Every article I read on Bicycle Seat Neuropathy mentions erectile dysfunction as a symptom. That's the part that concerns me. And, like most things mentioned in this post, I have two considerations: buy a wider seat or pay more attention to those Levitra commercials.

Sunday, July 11, 2004

Greg vs Weed Wacker

Weed Wacker wins.

I've let a lot of what usually makes its way into the blog slip by over the past few weeks.

Most of it seemed too obvious to write about.

Like Allie vomiting in the car.

It was just a matter of time before it happened. In fact, it really wouldn't be our car until she emptied her stomach on to the back seat.

I was driving Allie to spend the week with her grandparents. We left our house at 10:00 a.m. and the drive went smoothly until around 11:00. That's when Allie spewed her breakfast all over herself and the back of the seat in front of her. I use the word spew because I turned around just as she issued forth her second salvo of vomit. She had become an oversized Wagner Power Painter with a slight sputter in the nozzle.

Allie's breakfast had been chocolate milk and pancakes. Milk puke stinks. The big problem I had was the new car. The napkins, bags and wipes that usually collect in our cars hadn't gathered yet. That meant the only thing I had was a pair of Allie's socks I found in her Winnie the Pooh suitcase.

The poor girl wound up standing naked on the side of a very busy four lane highway. I squatted in front of her as I dabbed my kid with a puke encrusted sock. How we avoided providing explanations to the authorities isn't clear.

Then there was my first spa experience.

Because Allie was gone for the week Deb and I decided to take a day off from work and spend some time together. We went to a day spa and had various treatments.

I had my first professional massage.

She rubbed my eyebrows.

I liked it.

The only problem was Deb and I left the place coated in just about every variety of scented emollient known to man. It didn't feel bad. In fact it felt decadent.

A lot of decadence got smeared on the windows and interior of our car as we drove to get something to eat.

Lunch was at the Ocean Grill. We each had a martini.

Deb got drunk.

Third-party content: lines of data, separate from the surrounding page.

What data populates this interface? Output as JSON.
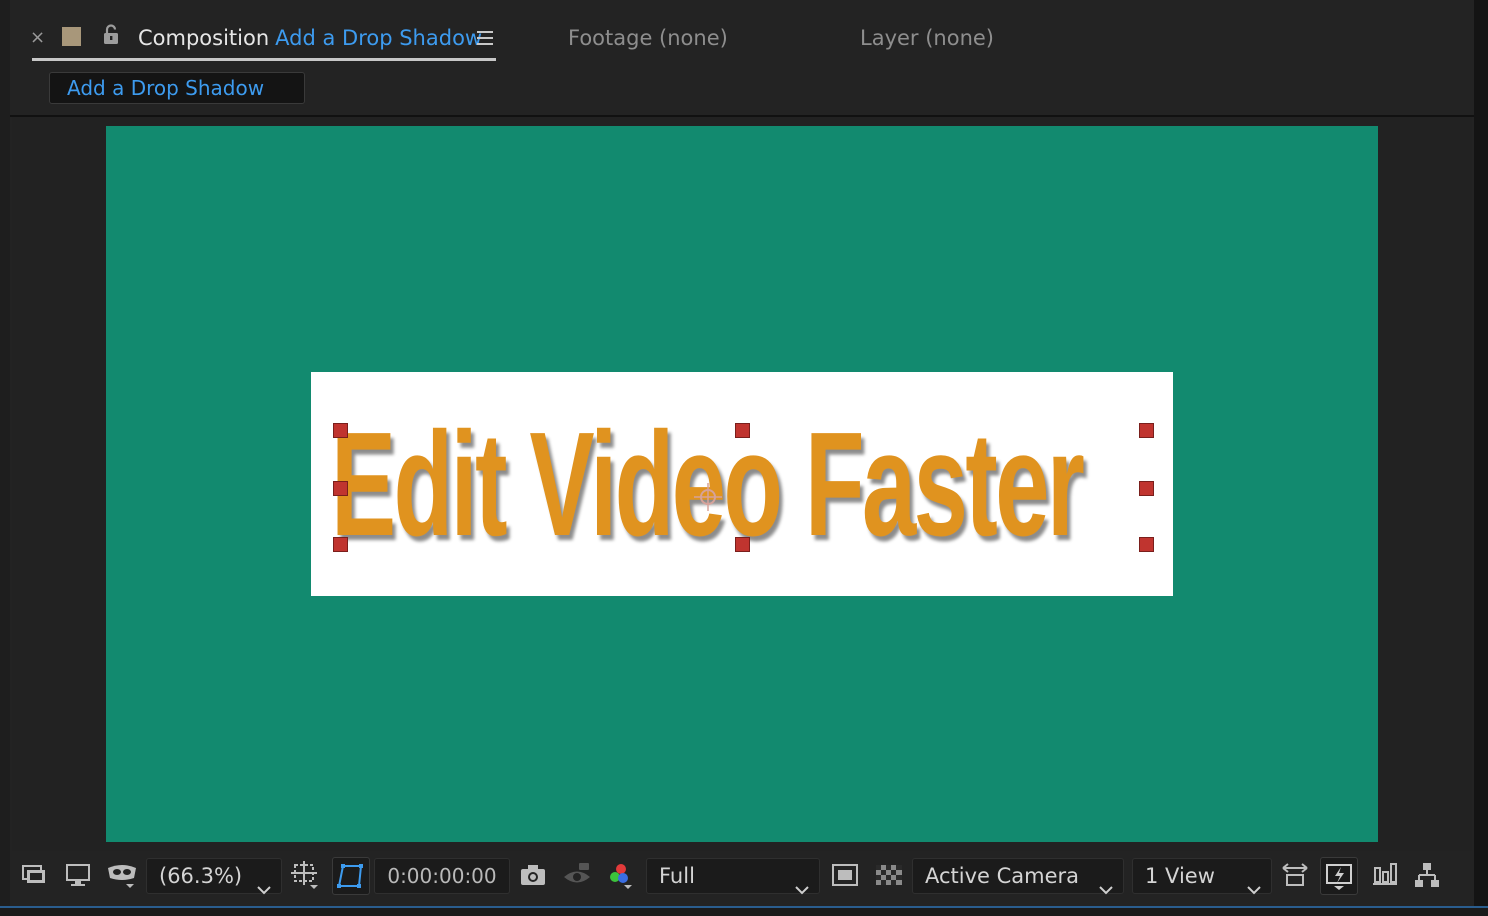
{
  "tabs": {
    "close_glyph": "×",
    "composition_label": "Composition",
    "composition_name": "Add a Drop Shadow",
    "footage_tab": "Footage (none)",
    "layer_tab": "Layer (none)"
  },
  "comp_flow": {
    "label": "Add a Drop Shadow"
  },
  "composition": {
    "background_color": "#128a6f",
    "text_layer": "Edit Video Faster",
    "text_color": "#e0931f",
    "box_color": "#ffffff",
    "handle_color": "#c0342f"
  },
  "toolbar": {
    "magnification": "(66.3%)",
    "timecode": "0:00:00:00",
    "resolution": "Full",
    "camera": "Active Camera",
    "view_layout": "1 View"
  },
  "icons": [
    "always-preview-icon",
    "monitor-icon",
    "mask-icon",
    "grid-icon",
    "region-of-interest-icon",
    "camera-snapshot-icon",
    "show-snapshot-icon",
    "color-channels-icon",
    "target-region-icon",
    "transparency-grid-icon",
    "reset-exposure-icon",
    "fast-previews-icon",
    "timeline-icon",
    "flowchart-icon"
  ],
  "accent_color": "#3d9bef"
}
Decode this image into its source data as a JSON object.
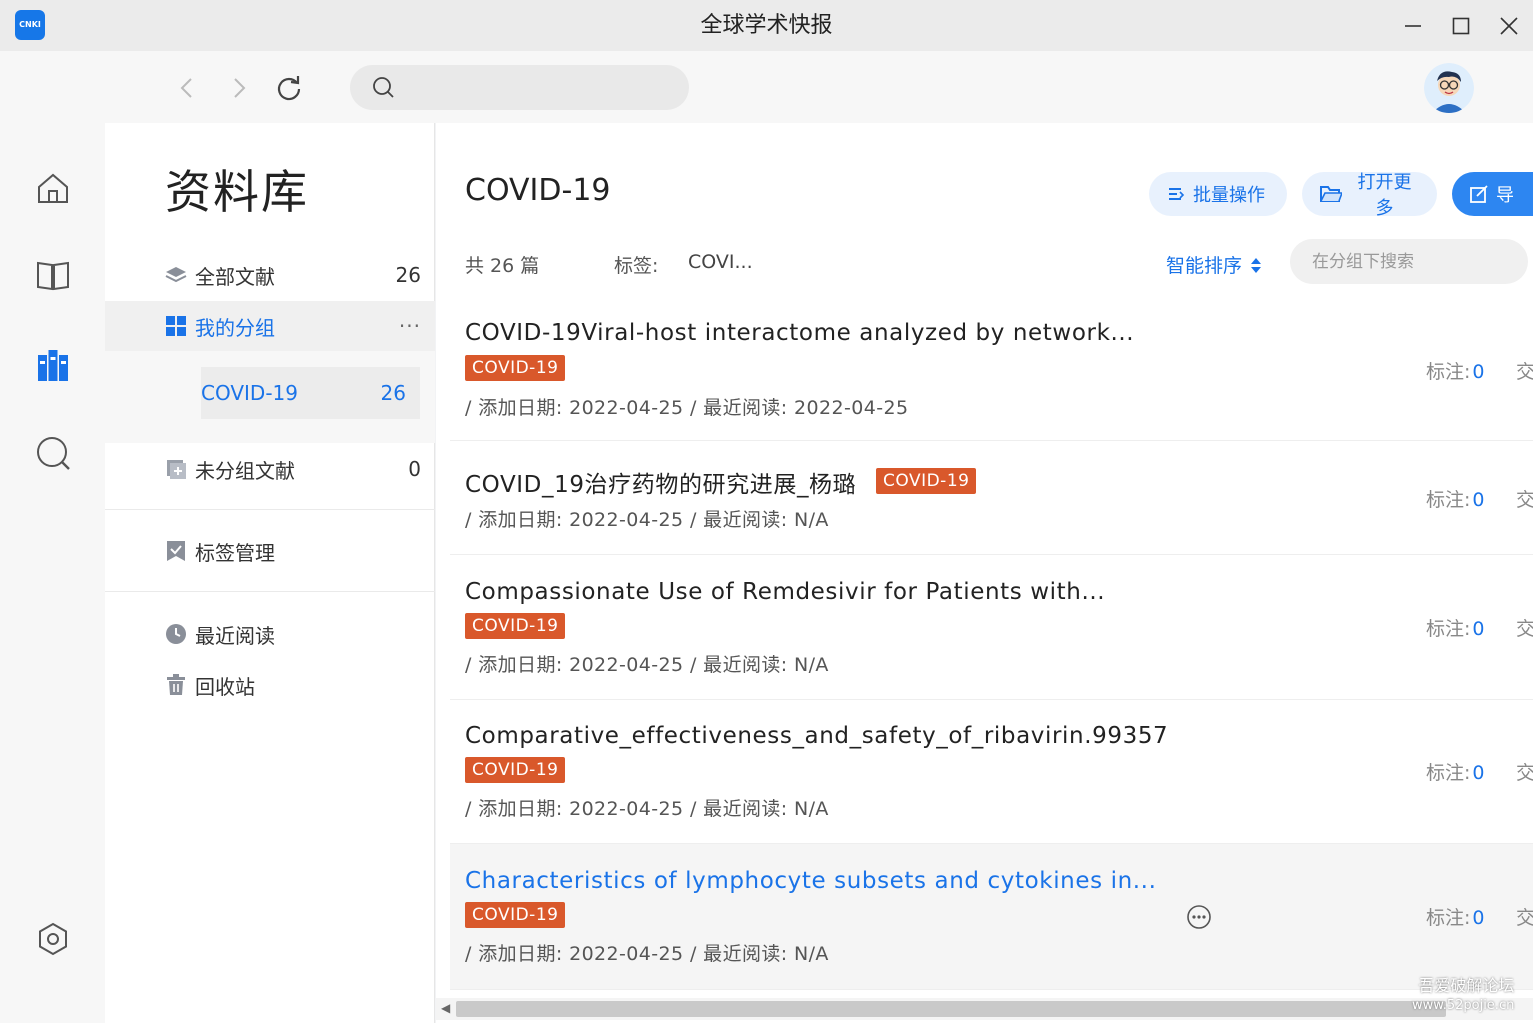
{
  "window": {
    "title": "全球学术快报",
    "logo_text": "CNKI"
  },
  "toolbar": {
    "search_placeholder": ""
  },
  "library": {
    "title": "资料库",
    "items": [
      {
        "label": "全部文献",
        "count": "26"
      },
      {
        "label": "我的分组",
        "count": "···"
      },
      {
        "label": "COVID-19",
        "count": "26"
      },
      {
        "label": "未分组文献",
        "count": "0"
      },
      {
        "label": "标签管理"
      },
      {
        "label": "最近阅读"
      },
      {
        "label": "回收站"
      }
    ]
  },
  "main": {
    "title": "COVID-19",
    "buttons": {
      "batch": "批量操作",
      "open_more": "打开更多",
      "export": "导"
    },
    "total": "共 26 篇",
    "tag_label": "标签:",
    "tag_value": "COVI...",
    "sort_label": "智能排序",
    "group_search_placeholder": "在分组下搜索",
    "documents": [
      {
        "title": "COVID-19Viral-host interactome analyzed by network...",
        "tag": "COVID-19",
        "meta": "/ 添加日期: 2022-04-25 / 最近阅读: 2022-04-25",
        "mark_label": "标注:",
        "mark_count": "0",
        "extra": "交"
      },
      {
        "title": "COVID_19治疗药物的研究进展_杨璐",
        "tag": "COVID-19",
        "meta": "/ 添加日期: 2022-04-25 / 最近阅读: N/A",
        "mark_label": "标注:",
        "mark_count": "0",
        "extra": "交"
      },
      {
        "title": "Compassionate Use of Remdesivir for Patients with...",
        "tag": "COVID-19",
        "meta": "/ 添加日期: 2022-04-25 / 最近阅读: N/A",
        "mark_label": "标注:",
        "mark_count": "0",
        "extra": "交"
      },
      {
        "title": "Comparative_effectiveness_and_safety_of_ribavirin.99357",
        "tag": "COVID-19",
        "meta": "/ 添加日期: 2022-04-25 / 最近阅读: N/A",
        "mark_label": "标注:",
        "mark_count": "0",
        "extra": "交"
      },
      {
        "title": "Characteristics of lymphocyte subsets and cytokines in...",
        "tag": "COVID-19",
        "meta": "/ 添加日期: 2022-04-25 / 最近阅读: N/A",
        "mark_label": "标注:",
        "mark_count": "0",
        "extra": "交"
      }
    ]
  },
  "watermark": {
    "line1": "吾爱破解论坛",
    "line2": "www.52pojie.cn"
  },
  "colors": {
    "accent": "#1a73e8",
    "tag": "#d9582b",
    "logo": "#1677e8"
  }
}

The woman must have blood like spring water. For a good five to ten minutes she giggled with very little provocation while I looked at her slightly amazed and completely in love.

There's more. But I'm not too keen on the blog thing these days. Read this and you'll discover I'm not the only one. That doesn't mean I'm going to stop blogging. My overinflated notion that you are dying to read about Deb and I scrubbing the linoleum won't allow me to stop.

You should see our kitchen floor, by the way. It looks brand new.

Thursday, July 01, 2004

The Next Generation

Check out the password gallery to see Julia in her little Star Trek uniform.

Four pips.

She's a captain.

Her daddy's a geek. . .